• **How to complete this task**:
Would you repeat the listing exactly, without any of its images?

• **Records**:
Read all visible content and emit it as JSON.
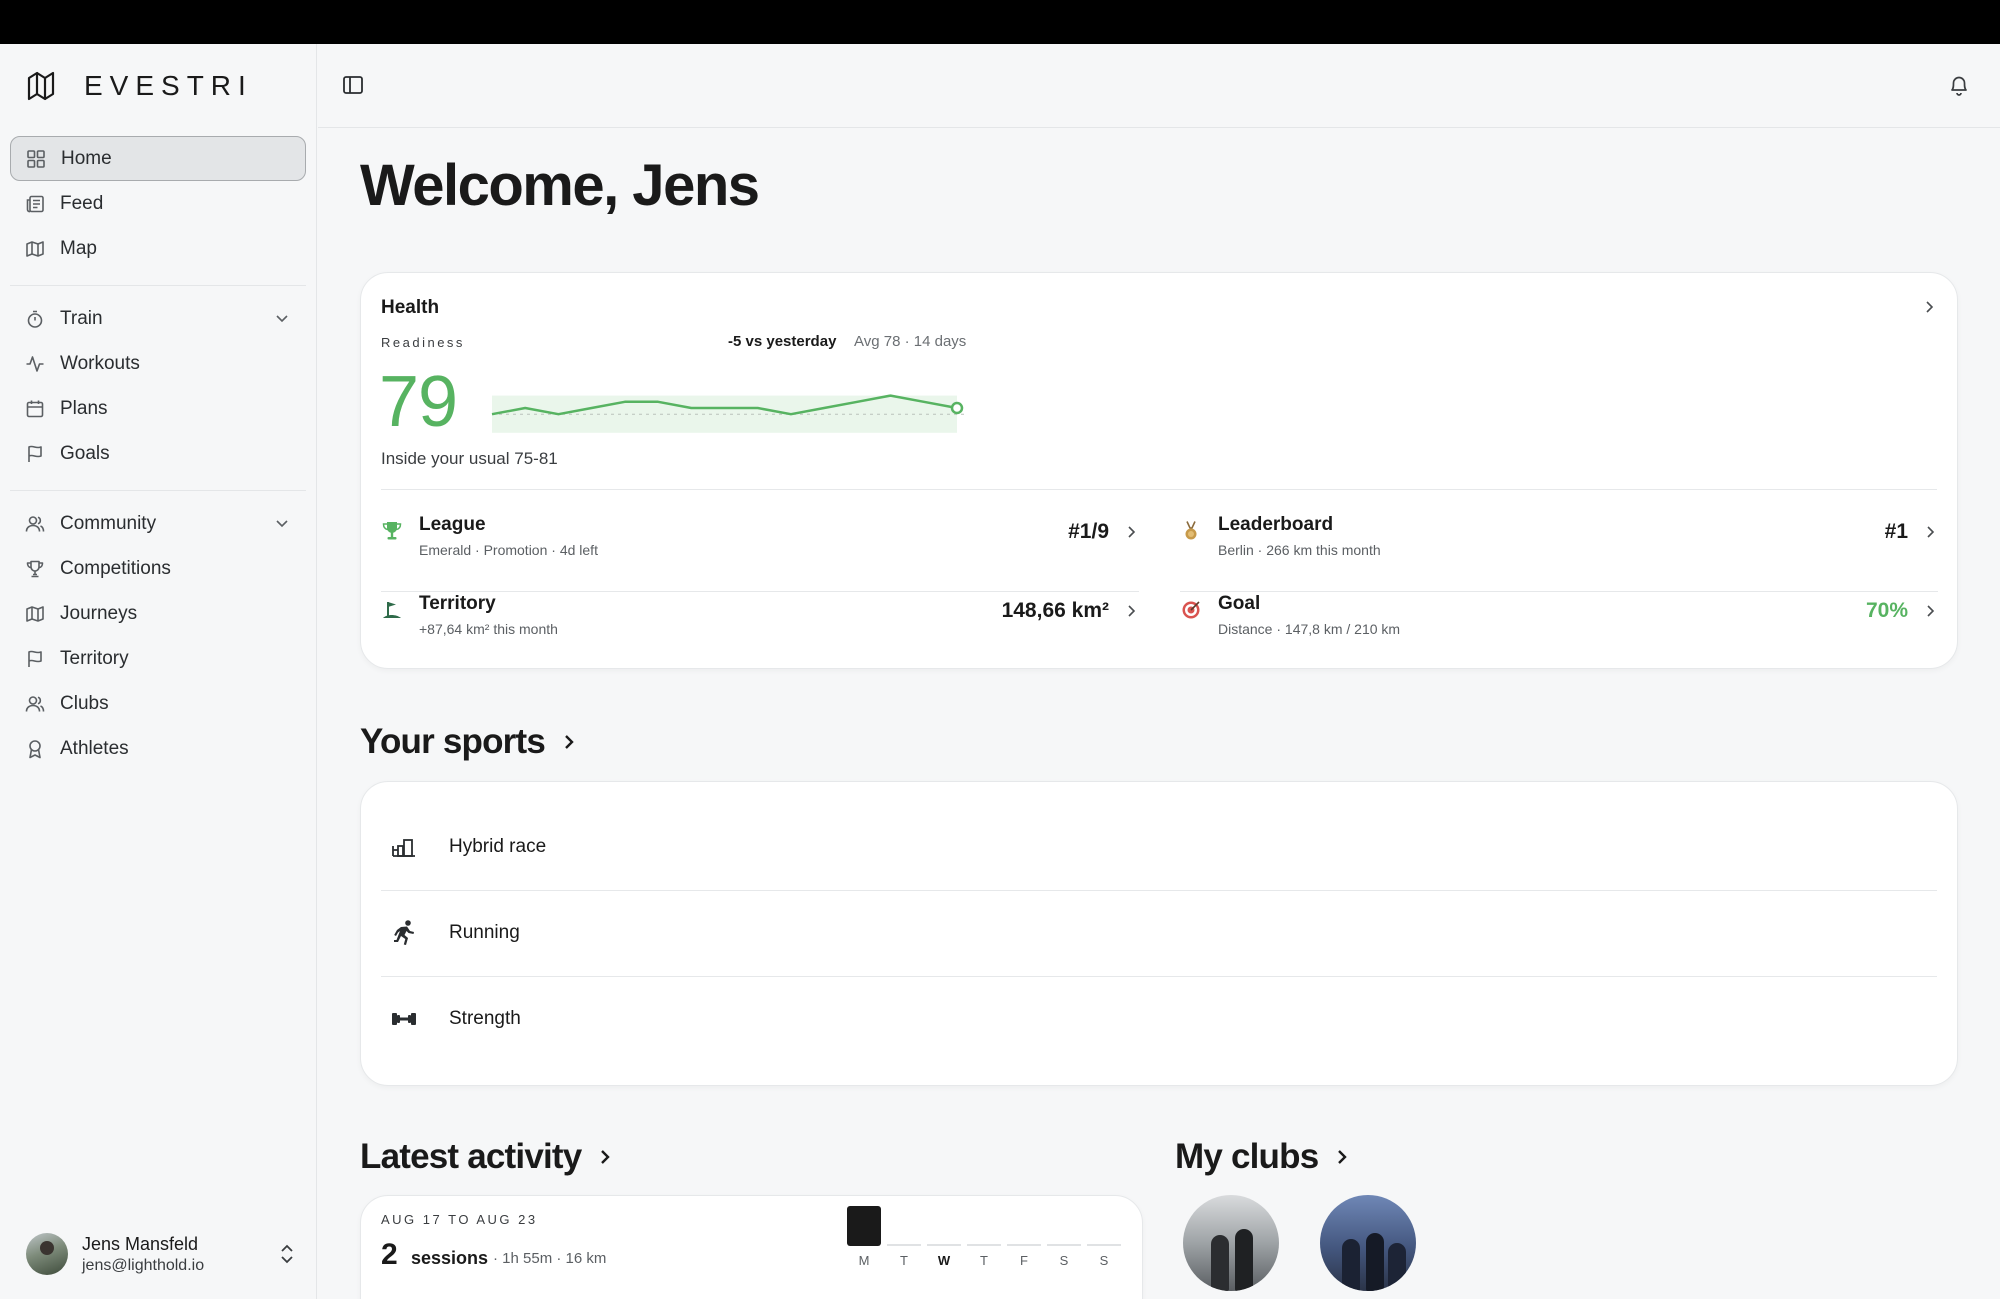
{
  "brand": {
    "name": "EVESTRI"
  },
  "sidebar": {
    "main": [
      {
        "label": "Home",
        "icon": "grid-icon",
        "active": true
      },
      {
        "label": "Feed",
        "icon": "newspaper-icon"
      },
      {
        "label": "Map",
        "icon": "map-icon"
      }
    ],
    "train": {
      "label": "Train",
      "items": [
        {
          "label": "Workouts",
          "icon": "activity-icon"
        },
        {
          "label": "Plans",
          "icon": "calendar-icon"
        },
        {
          "label": "Goals",
          "icon": "flag-icon"
        }
      ]
    },
    "community": {
      "label": "Community",
      "items": [
        {
          "label": "Competitions",
          "icon": "trophy-icon"
        },
        {
          "label": "Journeys",
          "icon": "map-icon"
        },
        {
          "label": "Territory",
          "icon": "flag-icon"
        },
        {
          "label": "Clubs",
          "icon": "users-icon"
        },
        {
          "label": "Athletes",
          "icon": "award-icon"
        }
      ]
    }
  },
  "user": {
    "name": "Jens Mansfeld",
    "email": "jens@lighthold.io"
  },
  "main": {
    "welcome": "Welcome, Jens",
    "health": {
      "title": "Health",
      "readiness_label": "Readiness",
      "delta": "-5 vs yesterday",
      "avg": "Avg 78 · 14 days",
      "score": "79",
      "usual": "Inside your usual 75-81",
      "accent": "#57b361",
      "sparkline": [
        78,
        79,
        78,
        79,
        80,
        80,
        79,
        79,
        79,
        78,
        79,
        80,
        81,
        80,
        79
      ],
      "stats": [
        {
          "name": "League",
          "sub": "Emerald · Promotion · 4d left",
          "value": "#1/9",
          "icon": "trophy-icon"
        },
        {
          "name": "Leaderboard",
          "sub": "Berlin · 266 km this month",
          "value": "#1",
          "icon": "medal-icon"
        },
        {
          "name": "Territory",
          "sub": "+87,64 km² this month",
          "value": "148,66 km²",
          "icon": "flag-icon"
        },
        {
          "name": "Goal",
          "sub": "Distance · 147,8 km / 210 km",
          "value": "70%",
          "icon": "target-icon"
        }
      ]
    },
    "sports": {
      "title": "Your sports",
      "items": [
        {
          "label": "Hybrid race",
          "icon": "hybrid-race-icon"
        },
        {
          "label": "Running",
          "icon": "running-icon"
        },
        {
          "label": "Strength",
          "icon": "dumbbell-icon"
        }
      ]
    },
    "activity": {
      "title": "Latest activity",
      "range": "AUG 17 TO AUG 23",
      "count": "2",
      "sessions_label": "sessions",
      "meta": "· 1h 55m · 16 km",
      "days": [
        "M",
        "T",
        "W",
        "T",
        "F",
        "S",
        "S"
      ],
      "today_index": 2,
      "active_days": [
        0
      ]
    },
    "clubs": {
      "title": "My clubs"
    }
  }
}
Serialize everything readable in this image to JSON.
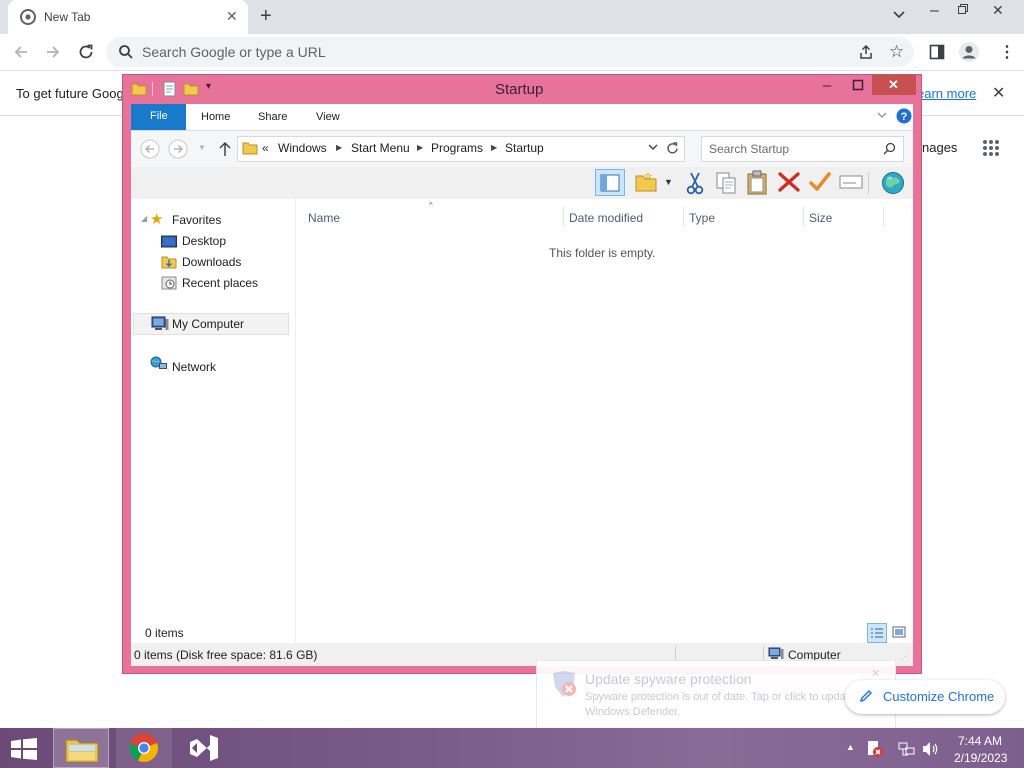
{
  "chrome": {
    "tab_title": "New Tab",
    "omnibox_placeholder": "Search Google or type a URL",
    "infobar_text": "To get future Goog",
    "infobar_link": "earn more",
    "apps_partial_label": "nages",
    "customize_label": "Customize Chrome"
  },
  "explorer": {
    "title": "Startup",
    "ribbon_tabs": [
      "File",
      "Home",
      "Share",
      "View"
    ],
    "breadcrumb": {
      "prefix": "«",
      "segments": [
        "Windows",
        "Start Menu",
        "Programs",
        "Startup"
      ]
    },
    "search_placeholder": "Search Startup",
    "nav": {
      "favorites_label": "Favorites",
      "favorites": [
        "Desktop",
        "Downloads",
        "Recent places"
      ],
      "computer_label": "My Computer",
      "network_label": "Network"
    },
    "columns": [
      "Name",
      "Date modified",
      "Type",
      "Size"
    ],
    "empty_message": "This folder is empty.",
    "item_count": "0 items",
    "status_left": "0 items (Disk free space: 81.6 GB)",
    "status_right": "Computer"
  },
  "notification": {
    "title": "Update spyware protection",
    "body_line1": "Spyware protection is out of date. Tap or click to update",
    "body_line2": "Windows Defender."
  },
  "taskbar": {
    "clock_time": "7:44 AM",
    "clock_date": "2/19/2023"
  },
  "colors": {
    "window_frame": "#e8739a",
    "file_tab": "#1979ca",
    "close_red": "#c75050",
    "taskbar": "#6b4a78"
  }
}
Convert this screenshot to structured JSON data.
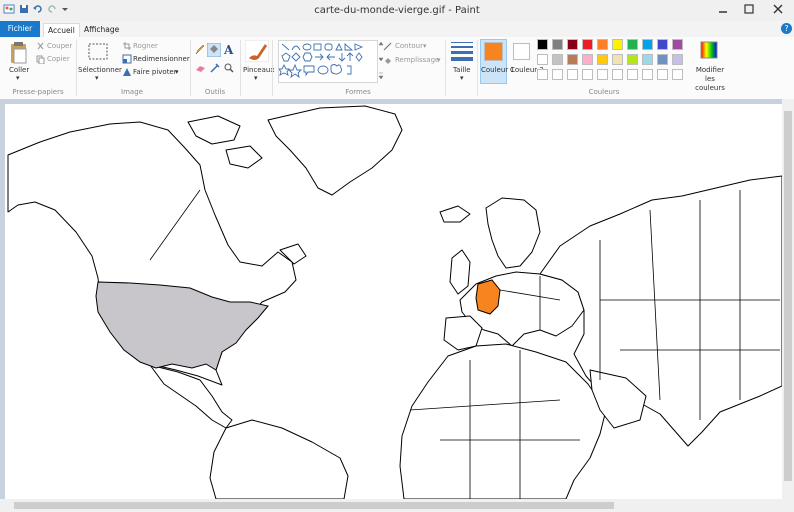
{
  "window": {
    "title": "carte-du-monde-vierge.gif - Paint"
  },
  "menu": {
    "file": "Fichier",
    "home": "Accueil",
    "view": "Affichage"
  },
  "ribbon": {
    "clipboard": {
      "paste": "Coller",
      "cut": "Couper",
      "copy": "Copier",
      "label": "Presse-papiers"
    },
    "image": {
      "select": "Sélectionner",
      "crop": "Rogner",
      "resize": "Redimensionner",
      "rotate": "Faire pivoter",
      "label": "Image"
    },
    "tools": {
      "label": "Outils"
    },
    "brushes": {
      "label": "Pinceaux"
    },
    "shapes": {
      "outline": "Contour",
      "fill": "Remplissage",
      "label": "Formes"
    },
    "size": {
      "label": "Taille"
    },
    "colors": {
      "color1": "Couleur 1",
      "color2": "Couleur 2",
      "edit": "Modifier les couleurs",
      "label": "Couleurs",
      "color1_value": "#f7841f",
      "color2_value": "#ffffff",
      "palette_row1": [
        "#000000",
        "#7f7f7f",
        "#880015",
        "#ed1c24",
        "#ff7f27",
        "#fff200",
        "#22b14c",
        "#00a2e8",
        "#3f48cc",
        "#a349a4"
      ],
      "palette_row2": [
        "#ffffff",
        "#c3c3c3",
        "#b97a57",
        "#ffaec9",
        "#ffc90e",
        "#efe4b0",
        "#b5e61d",
        "#99d9ea",
        "#7092be",
        "#c8bfe7"
      ]
    }
  },
  "map": {
    "highlight_usa": "#c8c6cb",
    "highlight_germany": "#f7841f"
  }
}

• **Answer space**:
Read all visible content and emit it as JSON.
{
  "brand": {
    "name": "EVESTRI"
  },
  "sidebar": {
    "main": [
      {
        "label": "Home",
        "icon": "grid-icon",
        "active": true
      },
      {
        "label": "Feed",
        "icon": "newspaper-icon"
      },
      {
        "label": "Map",
        "icon": "map-icon"
      }
    ],
    "train": {
      "label": "Train",
      "items": [
        {
          "label": "Workouts",
          "icon": "activity-icon"
        },
        {
          "label": "Plans",
          "icon": "calendar-icon"
        },
        {
          "label": "Goals",
          "icon": "flag-icon"
        }
      ]
    },
    "community": {
      "label": "Community",
      "items": [
        {
          "label": "Competitions",
          "icon": "trophy-icon"
        },
        {
          "label": "Journeys",
          "icon": "map-icon"
        },
        {
          "label": "Territory",
          "icon": "flag-icon"
        },
        {
          "label": "Clubs",
          "icon": "users-icon"
        },
        {
          "label": "Athletes",
          "icon": "award-icon"
        }
      ]
    }
  },
  "user": {
    "name": "Jens Mansfeld",
    "email": "jens@lighthold.io"
  },
  "main": {
    "welcome": "Welcome, Jens",
    "health": {
      "title": "Health",
      "readiness_label": "Readiness",
      "delta": "-5 vs yesterday",
      "avg": "Avg 78 · 14 days",
      "score": "79",
      "usual": "Inside your usual 75-81",
      "accent": "#57b361",
      "sparkline": [
        78,
        79,
        78,
        79,
        80,
        80,
        79,
        79,
        79,
        78,
        79,
        80,
        81,
        80,
        79
      ],
      "stats": [
        {
          "name": "League",
          "sub": "Emerald · Promotion · 4d left",
          "value": "#1/9",
          "icon": "trophy-icon"
        },
        {
          "name": "Leaderboard",
          "sub": "Berlin · 266 km this month",
          "value": "#1",
          "icon": "medal-icon"
        },
        {
          "name": "Territory",
          "sub": "+87,64 km² this month",
          "value": "148,66 km²",
          "icon": "flag-icon"
        },
        {
          "name": "Goal",
          "sub": "Distance · 147,8 km / 210 km",
          "value": "70%",
          "icon": "target-icon"
        }
      ]
    },
    "sports": {
      "title": "Your sports",
      "items": [
        {
          "label": "Hybrid race",
          "icon": "hybrid-race-icon"
        },
        {
          "label": "Running",
          "icon": "running-icon"
        },
        {
          "label": "Strength",
          "icon": "dumbbell-icon"
        }
      ]
    },
    "activity": {
      "title": "Latest activity",
      "range": "AUG 17 TO AUG 23",
      "count": "2",
      "sessions_label": "sessions",
      "meta": "· 1h 55m · 16 km",
      "days": [
        "M",
        "T",
        "W",
        "T",
        "F",
        "S",
        "S"
      ],
      "today_index": 2,
      "active_days": [
        0
      ]
    },
    "clubs": {
      "title": "My clubs"
    }
  }
}
Serialize everything readable in this image to JSON.
{
  "chrome": {
    "tab_title": "New Tab",
    "omnibox_placeholder": "Search Google or type a URL",
    "infobar_text": "To get future Goog",
    "infobar_link": "earn more",
    "apps_partial_label": "nages",
    "customize_label": "Customize Chrome"
  },
  "explorer": {
    "title": "Startup",
    "ribbon_tabs": [
      "File",
      "Home",
      "Share",
      "View"
    ],
    "breadcrumb": {
      "prefix": "«",
      "segments": [
        "Windows",
        "Start Menu",
        "Programs",
        "Startup"
      ]
    },
    "search_placeholder": "Search Startup",
    "nav": {
      "favorites_label": "Favorites",
      "favorites": [
        "Desktop",
        "Downloads",
        "Recent places"
      ],
      "computer_label": "My Computer",
      "network_label": "Network"
    },
    "columns": [
      "Name",
      "Date modified",
      "Type",
      "Size"
    ],
    "empty_message": "This folder is empty.",
    "item_count": "0 items",
    "status_left": "0 items (Disk free space: 81.6 GB)",
    "status_right": "Computer"
  },
  "notification": {
    "title": "Update spyware protection",
    "body_line1": "Spyware protection is out of date. Tap or click to update",
    "body_line2": "Windows Defender."
  },
  "taskbar": {
    "clock_time": "7:44 AM",
    "clock_date": "2/19/2023"
  },
  "colors": {
    "window_frame": "#e8739a",
    "file_tab": "#1979ca",
    "close_red": "#c75050",
    "taskbar": "#6b4a78"
  }
}
Convert this screenshot to structured JSON data.
{
  "window": {
    "title": "carte-du-monde-vierge.gif - Paint"
  },
  "menu": {
    "file": "Fichier",
    "home": "Accueil",
    "view": "Affichage"
  },
  "ribbon": {
    "clipboard": {
      "paste": "Coller",
      "cut": "Couper",
      "copy": "Copier",
      "label": "Presse-papiers"
    },
    "image": {
      "select": "Sélectionner",
      "crop": "Rogner",
      "resize": "Redimensionner",
      "rotate": "Faire pivoter",
      "label": "Image"
    },
    "tools": {
      "label": "Outils"
    },
    "brushes": {
      "label": "Pinceaux"
    },
    "shapes": {
      "outline": "Contour",
      "fill": "Remplissage",
      "label": "Formes"
    },
    "size": {
      "label": "Taille"
    },
    "colors": {
      "color1": "Couleur 1",
      "color2": "Couleur 2",
      "edit": "Modifier les couleurs",
      "label": "Couleurs",
      "color1_value": "#f7841f",
      "color2_value": "#ffffff",
      "palette_row1": [
        "#000000",
        "#7f7f7f",
        "#880015",
        "#ed1c24",
        "#ff7f27",
        "#fff200",
        "#22b14c",
        "#00a2e8",
        "#3f48cc",
        "#a349a4"
      ],
      "palette_row2": [
        "#ffffff",
        "#c3c3c3",
        "#b97a57",
        "#ffaec9",
        "#ffc90e",
        "#efe4b0",
        "#b5e61d",
        "#99d9ea",
        "#7092be",
        "#c8bfe7"
      ]
    }
  },
  "map": {
    "highlight_usa": "#c8c6cb",
    "highlight_germany": "#f7841f"
  }
}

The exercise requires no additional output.